Unfortunately this attention span challenge seems to be spreading among the younger generations, whose inattention might well cost us our country.

The talking heads of media and the pundits are filling their discussions with predictions of Democrat losses on Capitol Hill and the impact of anonymous donations to political causes, as recently ordered by the robed rightist Supreme Court. A few speculate on the effect of the election on pending legislation, such as the blocking of aid to Haiti by a single senator, or the pending extension of jobless benefits, but little attention is paid to the prospects for major battles in the next Congress.

Progressives, like their liberal forbears, are given to complaining, and their apparent disillusion regarding President Obama and the Democratic Party as presently performed during the first two years of Obama’s term. And they’re right. Many of the avowed goals of the incoming president have not been accomplished, largely because of the partisan blockade on legislation by the republican minority in the Senate. Some reforms are stalled by the time wasted in confirmation of top bureaucrats to take control of the policy level of governing.

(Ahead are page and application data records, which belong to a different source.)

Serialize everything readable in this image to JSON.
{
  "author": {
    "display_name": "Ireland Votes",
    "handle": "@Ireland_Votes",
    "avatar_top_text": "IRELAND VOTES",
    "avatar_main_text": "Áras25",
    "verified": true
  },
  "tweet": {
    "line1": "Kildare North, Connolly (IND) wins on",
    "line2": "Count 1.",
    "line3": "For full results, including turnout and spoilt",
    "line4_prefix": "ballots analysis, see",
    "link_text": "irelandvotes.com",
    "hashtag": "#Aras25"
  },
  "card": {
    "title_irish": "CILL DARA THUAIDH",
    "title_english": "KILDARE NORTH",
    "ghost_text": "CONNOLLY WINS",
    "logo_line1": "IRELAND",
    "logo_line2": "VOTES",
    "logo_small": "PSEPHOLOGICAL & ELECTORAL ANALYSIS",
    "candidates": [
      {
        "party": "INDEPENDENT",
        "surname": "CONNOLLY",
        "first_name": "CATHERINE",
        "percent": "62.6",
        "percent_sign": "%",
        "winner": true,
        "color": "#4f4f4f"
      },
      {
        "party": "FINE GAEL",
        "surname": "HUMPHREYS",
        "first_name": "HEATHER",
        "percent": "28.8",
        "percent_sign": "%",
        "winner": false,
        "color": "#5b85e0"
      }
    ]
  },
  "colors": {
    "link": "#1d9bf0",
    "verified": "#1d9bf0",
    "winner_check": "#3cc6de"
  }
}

GOP leaders reluctantly confirmed 55 of a 112 pending appointees in return for the Senate staying in session to block Obama making “recess appointments” during the election break. Essentially the Republicans have had it their way so far, but that’s about to change.

Regardless of the results in November, when the solons return for the “lame duck” wrap up of this Congress, the Dems will still have a majority and will have nothing to lose by shoving through their legislative agenda, quashing any opposition with parliamentary and amendment maneuvers. Nancy Pelosi, unleashed, could run the table in the house. Defeated members might decide to vote their conscience instead of taking orders from their caucus, and deliver some real results on much needed problems.

If, as expected the Democrat’s hold on to their majority in the Senate, Harry Reid can use any number of special orders to force action on long stalled bills. The inclusion of House money bill amendments for instance, allows the bill to be considered under simple majority passage without the Filibuster that has crippled the last eighteen months of progressive efforts in the upper chamber.

From the president’s perspective he now has his team pretty much in place for the next two years, with an interim chief of staff whose Capitol Hill back channel experience is unexcelled. Major reforms in every department can now be implemented by his top appointees with impunity, allowing a house cleaning in the scandal plagued and oil friendly Minerals Management agency, whose oversight of the Gulf oil permits led to the recent blowout disaster. Next year will be the true test of the Obama revolution, and he is now ready to come out fighting after two years of “rope a dope” pacifism.

“Travus T. Hipp” is a 40-year veteran radio commentator with six stations in California carrying his daily version of the news and opinions. “The Poor Hippy’s Paul Harvey,” Travus is a member of the Nevada Broadcasters Hall of Fame, but unemployable in the Silver State due to his eclectic political views.
Comments
(0)
Comments-icon Post a Comment
No Comments Yet

Lame duck and later by Travus T. Hipp


Featured Businesses